It has improved our share of voice. If you go back three years, we had no regional marketing groups, so there was a very low level of Tier 2 spending. Now we're a major player in that space.
If there's a challenge, I would say just the creative challenges, in terms of trying to get consensus on a core communications strategy. It's just difficult because creative is so subjective.
But no push-back from the dealers about having to spend more of their money?
We actually exceeded the number of dealers we thought would participate. We were expecting last year somewhere in the low 90s. But we have almost 99 percent participation in the regional marketing program.
Is it realistic to think the auto industry will decrease its share of participation in TV advertising?
It depends on your definition of TV advertising.
Consider this: 20 percent of our leads in this past year, meaning people who came in and wanted to talk to a dealer about buying a car or who requested a quote, came from smartphones and tablets. The traffic that we've generated through those two devices, we call them screens, is up 60 percent year over year. That's huge growth. And it's going to continue rapidly just because the costs of the tablets are coming down. So there will be more users in the future. It's critical that we have those devices covered.
The delivery of TV content is now happening very differently than in years past. We're still buying TV in the traditional sense.
But the digital players are doing their own upfronts, and I think you'll see that happen big time next year. If I buy programming only with a major network in the traditional sense, I don't necessarily capture the people who may be watching through their console device. I've got to cover all of these different screens now. Frankly, it makes things more complicated.
The industry expressed a little doubt this year about how effective Facebook is for vehicle marketing. Do you believe Facebook will help you sell cars?
Yes, absolutely. In the course of the last 15 months, Nissan has gone from fewer than 200,000 Facebook fans to just about 1 million. We have 18 different communities that we support through Facebook and Twitter. We have a Nissan brand page just about what's going on at Nissan. Another is a Nissan Performance page for enthusiasts who want to know about the Z and the GT-R. That's not necessarily "buying advertising." But as Facebook moves forward, they're going to figure out intelligent ways to take paid advertising and directly link it in to those communities.
Your senior management has said a number of times that Nissan has suffered from a lack of brand awareness. Nissan has been around 50 years successfully selling cars; why are people fuzzy about the brand?
That's tough to answer. But if you go back several years, a lot of our communications were devoted to individual models, whether it was the Altima or the Maxima or the Titan. We have 19 different cars. We were very model-focused. We tried to build the Altima brand rather than the Nissan brand.
But we've changed our strategy. We're going to strategically align more of our resources against fewer models. We're going to focus on five core models in the next 15 months, and link them much more closely to Nissan as a brand, with the message that "Nissan's an innovative company."

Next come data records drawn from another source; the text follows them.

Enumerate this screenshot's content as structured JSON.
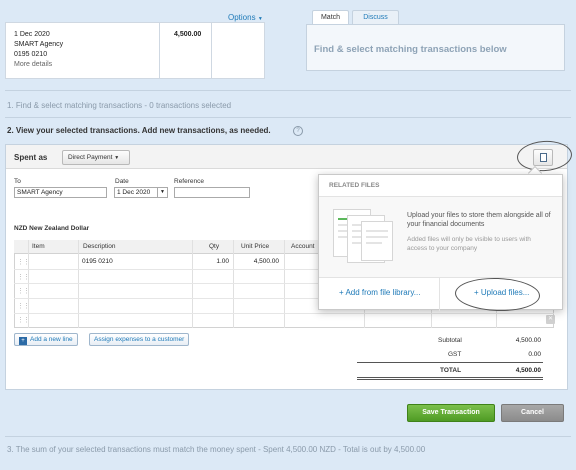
{
  "statement": {
    "date": "1 Dec 2020",
    "payee": "SMART Agency",
    "reference": "0195 0210",
    "more_details": "More details",
    "amount": "4,500.00"
  },
  "options_label": "Options",
  "tabs": {
    "match": "Match",
    "discuss": "Discuss"
  },
  "find_placeholder": "Find & select matching transactions below",
  "step1": "1. Find & select matching transactions - 0 transactions selected",
  "step2": "2. View your selected transactions. Add new transactions, as needed.",
  "help_glyph": "?",
  "spent_as": {
    "label": "Spent as",
    "payment_type": "Direct Payment"
  },
  "form": {
    "to_label": "To",
    "to_value": "SMART Agency",
    "date_label": "Date",
    "date_value": "1 Dec 2020",
    "reference_label": "Reference",
    "reference_value": ""
  },
  "currency": "NZD New Zealand Dollar",
  "table": {
    "headers": [
      "Item",
      "Description",
      "Qty",
      "Unit Price",
      "Account"
    ],
    "row1": {
      "item": "",
      "description": "0195 0210",
      "qty": "1.00",
      "unit_price": "4,500.00"
    }
  },
  "related_files": {
    "title": "RELATED FILES",
    "text": "Upload your files to store them alongside all of your financial documents",
    "subtext": "Added files will only be visible to users with access to your company",
    "from_library": "+ Add from file library...",
    "upload": "+ Upload files..."
  },
  "buttons": {
    "add_line": "Add a new line",
    "add_line_glyph": "+",
    "assign": "Assign expenses to a customer",
    "save": "Save Transaction",
    "cancel": "Cancel"
  },
  "totals": {
    "subtotal_label": "Subtotal",
    "subtotal": "4,500.00",
    "gst_label": "GST",
    "gst": "0.00",
    "total_label": "TOTAL",
    "total": "4,500.00"
  },
  "step3": "3. The sum of your selected transactions must match the money spent - Spent 4,500.00 NZD - Total is out by 4,500.00",
  "colors": {
    "link": "#1f7ab8",
    "save": "#5aa62e",
    "cancel": "#999999",
    "background": "#dce9f6"
  }
}
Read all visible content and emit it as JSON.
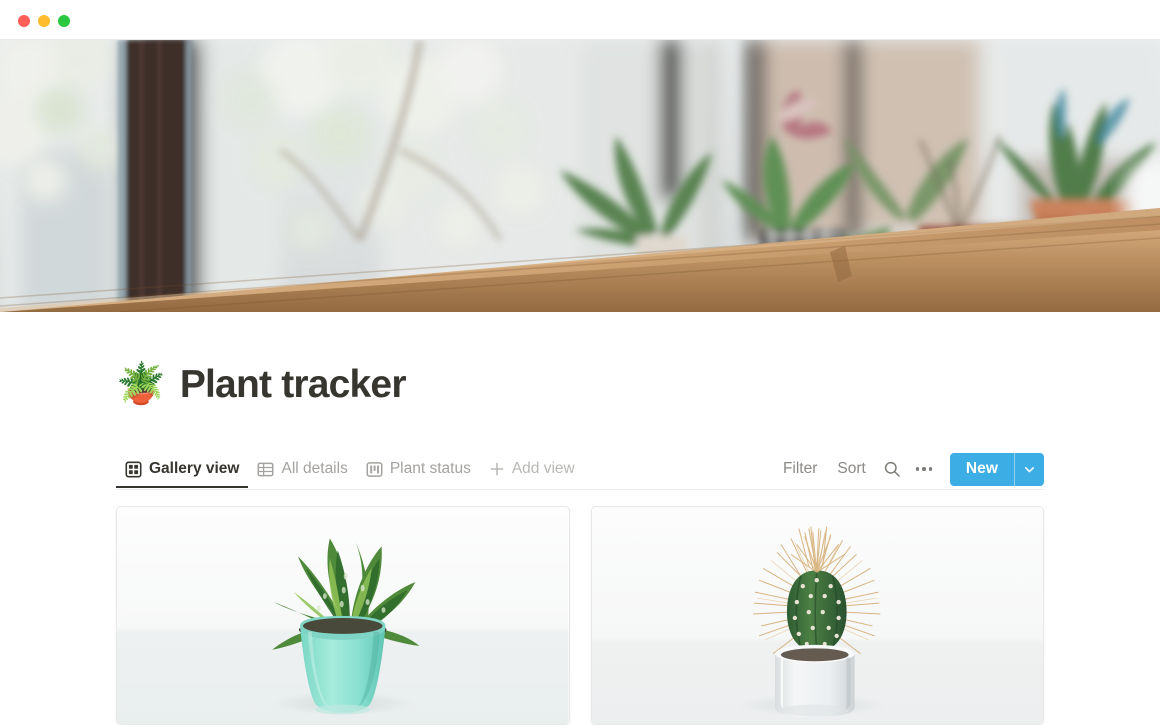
{
  "window": {
    "traffic_lights": [
      {
        "name": "close",
        "color": "#ff5f57"
      },
      {
        "name": "minimize",
        "color": "#febc2e"
      },
      {
        "name": "maximize",
        "color": "#28c840"
      }
    ]
  },
  "cover": {
    "alt": "Blurred photo of potted plants on a wooden window shelf",
    "description": "Indoor plants on a wooden shelf in front of a window with blurred white blossoms outside"
  },
  "header": {
    "emoji": "🪴",
    "emoji_name": "potted-plant",
    "title": "Plant tracker"
  },
  "views": {
    "tabs": [
      {
        "label": "Gallery view",
        "icon": "gallery-icon",
        "active": true
      },
      {
        "label": "All details",
        "icon": "table-icon",
        "active": false
      },
      {
        "label": "Plant status",
        "icon": "board-icon",
        "active": false
      }
    ],
    "add_view": {
      "label": "Add view",
      "icon": "plus-icon"
    }
  },
  "toolbar": {
    "filter_label": "Filter",
    "sort_label": "Sort",
    "search_icon": "search-icon",
    "more_icon": "ellipsis-icon",
    "new_label": "New",
    "new_caret_icon": "chevron-down-icon",
    "accent_color": "#3daee5"
  },
  "gallery": {
    "cards": [
      {
        "name": "succulent-card",
        "alt": "Green haworthia succulent in a mint green ceramic pot on a white background",
        "pot_color": "#8fe0d0",
        "plant_color": "#3f7f3a"
      },
      {
        "name": "cactus-card",
        "alt": "Small spiny barrel cactus in a white cylindrical pot on a white background",
        "pot_color": "#f2f3f4",
        "plant_color": "#3c6b44"
      }
    ]
  }
}
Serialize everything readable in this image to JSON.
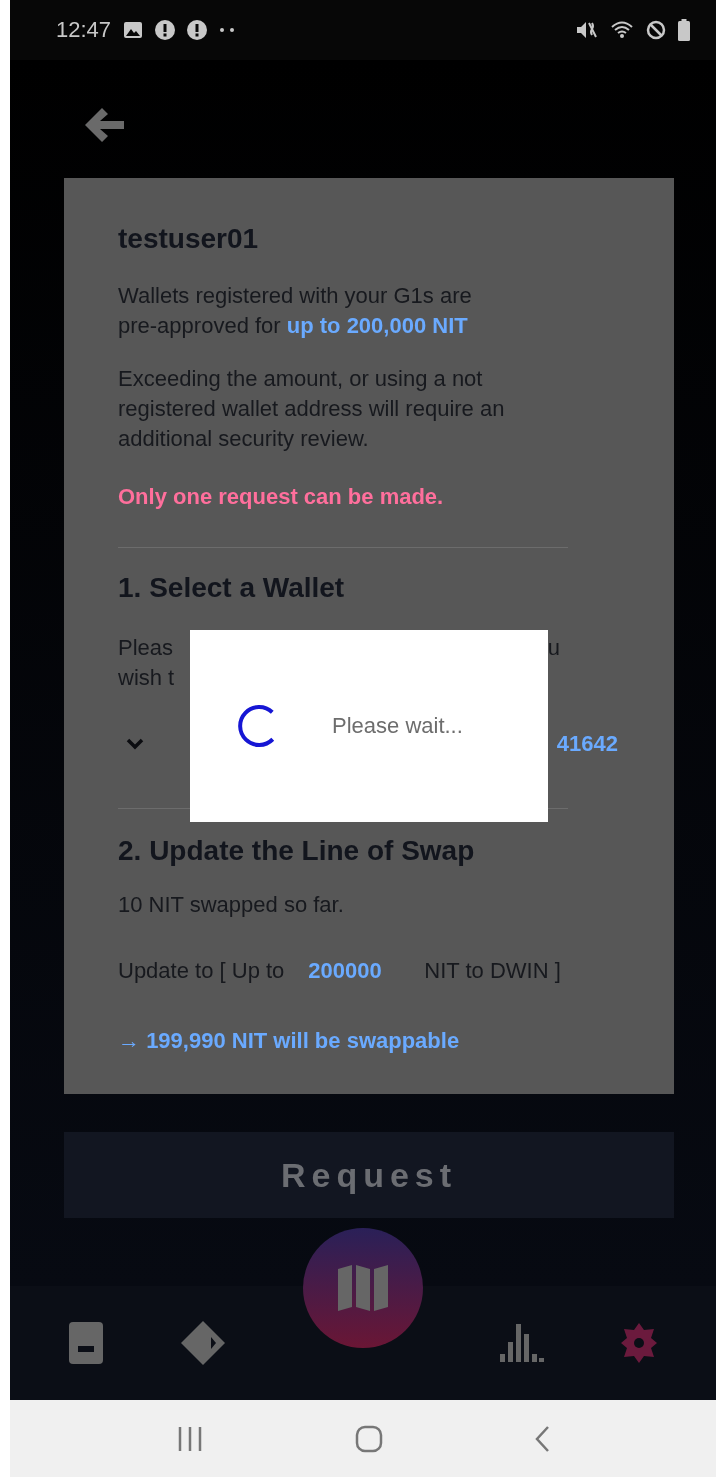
{
  "status_bar": {
    "time": "12:47"
  },
  "card": {
    "username": "testuser01",
    "intro": "Wallets registered with your G1s are pre-approved for **up to 200,000 NIT**",
    "notice": "Exceeding the amount, or using a not registered wallet address will require an additional security review.",
    "warning": "Only one request can be made.",
    "section1": {
      "title": "1. Select a Wallet",
      "prompt_start_1": "Pleas",
      "prompt_end_1": "u",
      "prompt_start_2": "wish t",
      "wallet_end": "41642"
    },
    "section2": {
      "title": "2. Update the Line of Swap",
      "swapped": "10 NIT swapped so far.",
      "update_prefix": "Update to [ Up to",
      "amount": "200000",
      "update_suffix": "NIT to DWIN ]",
      "result": "→ **199,990 NIT will be swappable**"
    }
  },
  "request_button": "Request",
  "dialog": {
    "message": "Please wait..."
  },
  "bottom_nav": [
    {
      "kind": "card",
      "selected": false
    },
    {
      "kind": "tag",
      "selected": false
    },
    {
      "kind": "map",
      "selected": false
    },
    {
      "kind": "chart",
      "selected": false
    },
    {
      "kind": "gear",
      "selected": true
    }
  ]
}
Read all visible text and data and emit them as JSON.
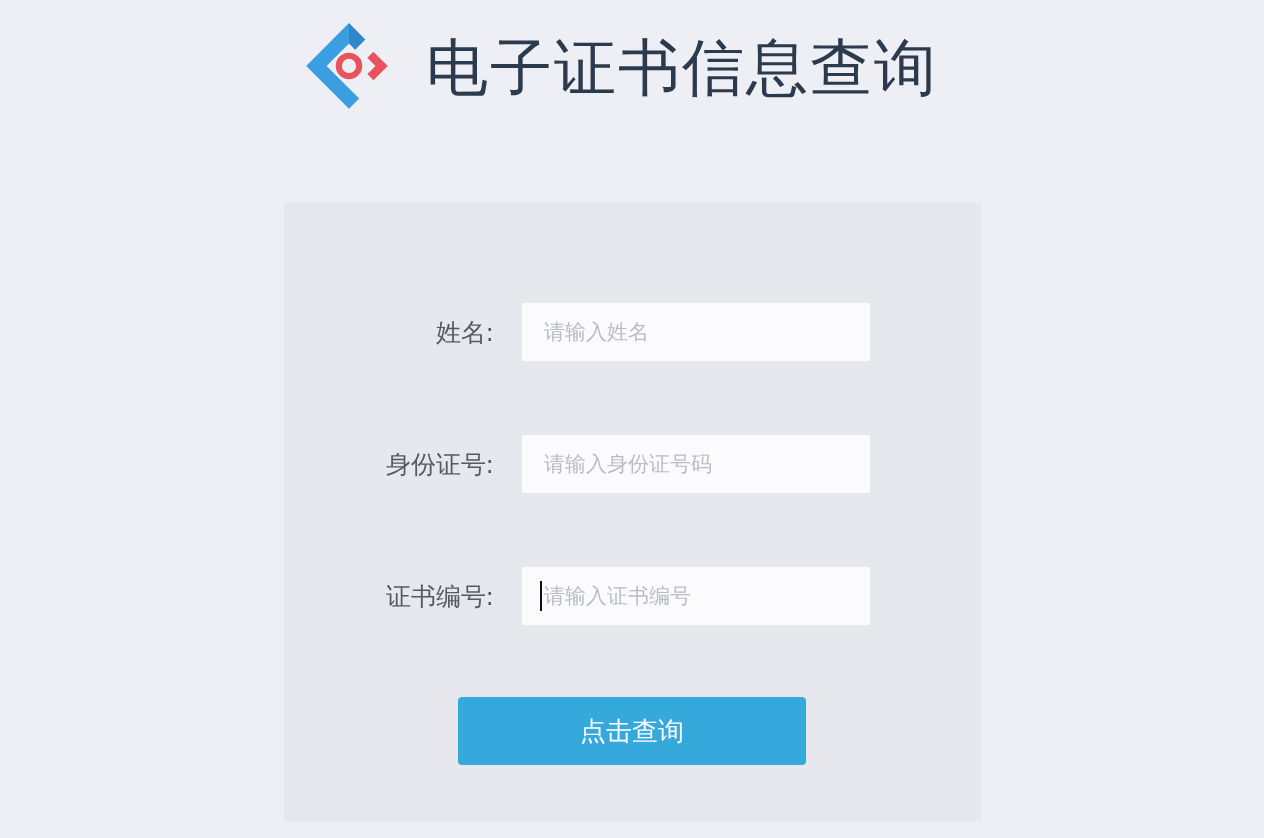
{
  "header": {
    "title": "电子证书信息查询"
  },
  "form": {
    "fields": [
      {
        "label": "姓名:",
        "placeholder": "请输入姓名",
        "focused": false
      },
      {
        "label": "身份证号:",
        "placeholder": "请输入身份证号码",
        "focused": false
      },
      {
        "label": "证书编号:",
        "placeholder": "请输入证书编号",
        "focused": true
      }
    ],
    "submit": "点击查询"
  }
}
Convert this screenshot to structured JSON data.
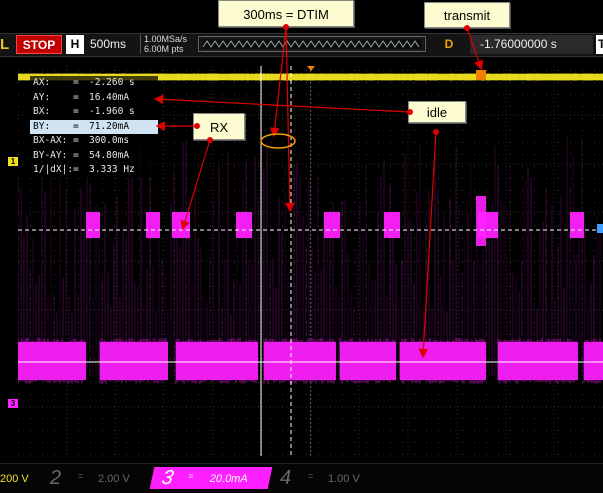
{
  "toolbar": {
    "logo_letter": "L",
    "run_state": "STOP",
    "h_label": "H",
    "timebase": "500ms",
    "sample_rate": "1.00MSa/s",
    "memory_depth": "6.00M pts",
    "trigger_mode_label": "D",
    "trigger_delay": "-1.76000000 s",
    "t_label": "T"
  },
  "measurements": [
    {
      "key": "AX:",
      "eq": "=",
      "value": "-2.260 s"
    },
    {
      "key": "AY:",
      "eq": "=",
      "value": "16.40mA"
    },
    {
      "key": "BX:",
      "eq": "=",
      "value": "-1.960 s"
    },
    {
      "key": "BY:",
      "eq": "=",
      "value": "71.20mA"
    },
    {
      "key": "BX-AX:",
      "eq": "=",
      "value": "300.0ms"
    },
    {
      "key": "BY-AY:",
      "eq": "=",
      "value": "54.80mA"
    },
    {
      "key": "1/|dX|:",
      "eq": "=",
      "value": "3.333 Hz"
    }
  ],
  "annotations": {
    "dtim": "300ms = DTIM",
    "transmit": "transmit",
    "idle": "idle",
    "rx": "RX"
  },
  "channels": [
    {
      "num": "1",
      "value": "200 V"
    },
    {
      "num": "2",
      "value": "2.00 V"
    },
    {
      "num": "3",
      "value": "20.0mA"
    },
    {
      "num": "4",
      "value": "1.00 V"
    }
  ],
  "channel_markers": {
    "ch1": "1",
    "ch3": "3"
  },
  "colors": {
    "ch1": "#f0e020",
    "ch3": "#ff20ff",
    "stop": "#c00000",
    "callout_bg": "#fdfbd0",
    "arrow": "#e00000",
    "cursor_b_ellipse": "#f0a000"
  }
}
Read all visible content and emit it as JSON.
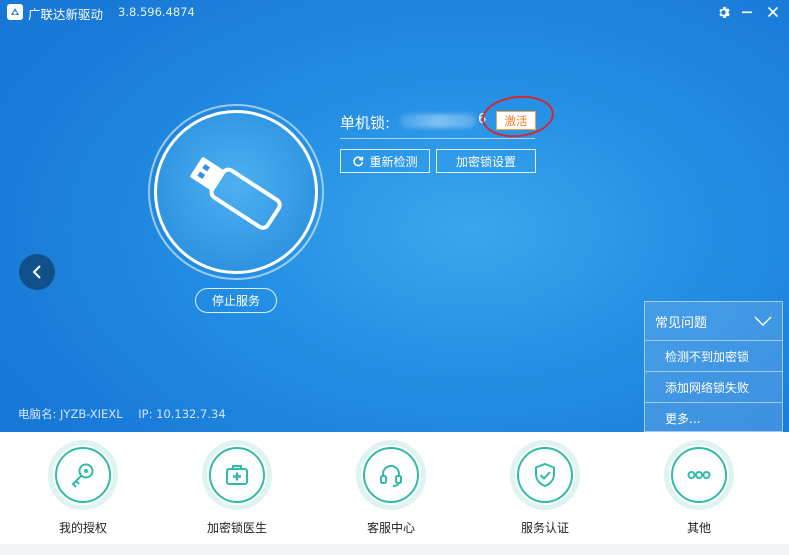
{
  "app": {
    "title": "广联达新驱动",
    "version": "3.8.596.4874"
  },
  "window_buttons": {
    "settings_icon": "gear-icon",
    "minimize_icon": "minimize-icon",
    "close_icon": "close-icon"
  },
  "device": {
    "lock_label": "单机锁:",
    "lock_value_visible_tail": "6",
    "activate_label": "激活",
    "redetect_label": "重新检测",
    "lock_settings_label": "加密锁设置",
    "stop_service_label": "停止服务"
  },
  "computer_info": {
    "name_label": "电脑名: JYZB-XIEXL",
    "ip_label": "IP: 10.132.7.34"
  },
  "faq": {
    "title": "常见问题",
    "items": [
      "检测不到加密锁",
      "添加网络锁失败",
      "更多..."
    ]
  },
  "features": [
    {
      "label": "我的授权",
      "icon": "key-icon"
    },
    {
      "label": "加密锁医生",
      "icon": "medical-kit-icon"
    },
    {
      "label": "客服中心",
      "icon": "headset-icon"
    },
    {
      "label": "服务认证",
      "icon": "shield-check-icon"
    },
    {
      "label": "其他",
      "icon": "more-icon"
    }
  ],
  "colors": {
    "primary_blue": "#248fe4",
    "accent_teal": "#2fbba8",
    "activate_orange": "#ef7d16",
    "highlight_red": "#d8262f"
  }
}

Our resources will be disproportionately focused on those cars that are both high volume and can drive favorable perception of the brand. Other models, like the Z and the GT-R, are small volume and aren't really core models. But they're halo, and they are still critically important to us improving the brand perception. So you'll see us use them in communications.
A lot of the other models will essentially be supported through digital and the Web site, and through the regional marketing program.
You can reach Lindsay Chappell at firstname.lastname@example.org.